Working memory, the ability to hold information in your mind and use it to guide behavior, develops through childhood and adolescence and is key for successful performance at school and work. Previous research with young children has documented socioeconomic disparities in performance on tasks of working memory.
Now, a new longitudinal study conducted by researchers from the University of Pennsylvania, the Children’s Hospital of Philadelphia and West Chester University has found that differences in working memory that exist at age 10 persist through adolescence. The study also found that parents’ education, a common measure of socioeconomic status, is related to children’s performance on tasks of working memory while neighborhood characteristics, another common measure of socioeconomic status, are not.
The study, published in the journal Child Development, was led by then-graduate student Daniel Hackman and professor Martha Farah, both of the Department of Psychology in Penn’s School of Arts & Sciences. They collaborated with Laura Betancourt, Nancy Brodsky and Hallam Hurt of Children’s Hospital of Philadelphia, Daniel Romer of Penn’s Annenberg Public Policy Center and Robert Gallop of West Chester University.
“We wondered how the socioeconomic disparities seen in younger children’s working memory would change with further development,” Farah said. “Some researchers believed that the ongoing effects of living in a more or less deprived household would widen the gap over time; others thought that the lower SES kids might eventually catch up with their more privileged counterparts.
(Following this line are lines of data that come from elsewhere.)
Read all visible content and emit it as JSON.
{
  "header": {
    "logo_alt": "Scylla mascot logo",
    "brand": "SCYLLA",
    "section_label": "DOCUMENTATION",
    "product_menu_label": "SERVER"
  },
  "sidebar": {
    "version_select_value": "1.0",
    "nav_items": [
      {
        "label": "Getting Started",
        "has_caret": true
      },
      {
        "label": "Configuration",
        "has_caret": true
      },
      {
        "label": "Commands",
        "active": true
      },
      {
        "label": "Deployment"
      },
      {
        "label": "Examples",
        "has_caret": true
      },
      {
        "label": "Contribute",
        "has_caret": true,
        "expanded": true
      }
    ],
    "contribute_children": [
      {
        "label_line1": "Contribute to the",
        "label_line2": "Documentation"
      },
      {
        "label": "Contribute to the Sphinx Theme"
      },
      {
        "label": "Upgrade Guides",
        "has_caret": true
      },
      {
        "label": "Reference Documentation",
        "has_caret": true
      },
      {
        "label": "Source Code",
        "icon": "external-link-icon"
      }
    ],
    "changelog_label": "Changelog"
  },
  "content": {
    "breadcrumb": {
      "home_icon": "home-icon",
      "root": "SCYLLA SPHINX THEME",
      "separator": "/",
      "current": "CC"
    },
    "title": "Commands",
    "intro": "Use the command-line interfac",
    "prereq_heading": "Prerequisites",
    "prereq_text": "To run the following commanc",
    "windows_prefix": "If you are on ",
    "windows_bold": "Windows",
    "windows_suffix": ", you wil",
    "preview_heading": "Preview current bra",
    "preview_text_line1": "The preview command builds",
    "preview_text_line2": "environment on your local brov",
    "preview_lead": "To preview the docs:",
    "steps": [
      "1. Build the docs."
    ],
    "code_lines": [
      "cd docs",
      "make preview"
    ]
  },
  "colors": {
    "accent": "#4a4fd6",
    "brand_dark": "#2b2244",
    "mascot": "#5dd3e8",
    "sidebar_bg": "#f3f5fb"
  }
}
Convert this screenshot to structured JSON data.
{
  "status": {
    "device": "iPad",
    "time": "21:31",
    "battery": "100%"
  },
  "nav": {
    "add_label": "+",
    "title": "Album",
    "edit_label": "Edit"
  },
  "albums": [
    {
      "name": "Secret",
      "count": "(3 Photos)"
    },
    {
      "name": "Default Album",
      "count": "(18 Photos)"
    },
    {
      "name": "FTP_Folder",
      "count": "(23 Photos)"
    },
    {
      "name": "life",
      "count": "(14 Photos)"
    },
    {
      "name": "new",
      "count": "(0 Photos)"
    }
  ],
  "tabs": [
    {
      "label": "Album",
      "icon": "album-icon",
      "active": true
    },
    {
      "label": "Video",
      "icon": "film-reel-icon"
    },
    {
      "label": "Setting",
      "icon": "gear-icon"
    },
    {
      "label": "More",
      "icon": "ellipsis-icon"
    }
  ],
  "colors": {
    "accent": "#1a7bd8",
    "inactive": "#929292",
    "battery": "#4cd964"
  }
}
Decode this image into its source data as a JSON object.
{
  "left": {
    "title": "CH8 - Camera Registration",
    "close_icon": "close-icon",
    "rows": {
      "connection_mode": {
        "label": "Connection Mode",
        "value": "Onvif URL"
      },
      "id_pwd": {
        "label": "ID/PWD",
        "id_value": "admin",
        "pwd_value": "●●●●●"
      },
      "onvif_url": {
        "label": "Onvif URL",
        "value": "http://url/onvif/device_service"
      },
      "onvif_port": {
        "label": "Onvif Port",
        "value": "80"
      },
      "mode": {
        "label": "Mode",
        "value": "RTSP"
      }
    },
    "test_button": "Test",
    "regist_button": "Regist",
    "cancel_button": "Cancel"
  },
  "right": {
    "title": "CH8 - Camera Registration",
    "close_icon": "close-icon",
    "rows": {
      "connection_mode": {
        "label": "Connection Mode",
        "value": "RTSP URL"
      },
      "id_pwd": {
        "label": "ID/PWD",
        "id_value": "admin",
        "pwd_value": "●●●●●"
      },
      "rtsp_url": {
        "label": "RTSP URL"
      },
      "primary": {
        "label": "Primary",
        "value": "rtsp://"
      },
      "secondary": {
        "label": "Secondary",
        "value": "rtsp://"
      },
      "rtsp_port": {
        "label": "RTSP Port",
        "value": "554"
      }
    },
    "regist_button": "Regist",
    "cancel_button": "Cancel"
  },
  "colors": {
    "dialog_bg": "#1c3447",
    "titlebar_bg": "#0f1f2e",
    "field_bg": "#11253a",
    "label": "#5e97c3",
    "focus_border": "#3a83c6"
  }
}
Instead, we found that the disparities hold steady. Without improved conditions or helpful interventions, the gap persists right through adolescence.”
For the full news release, click here.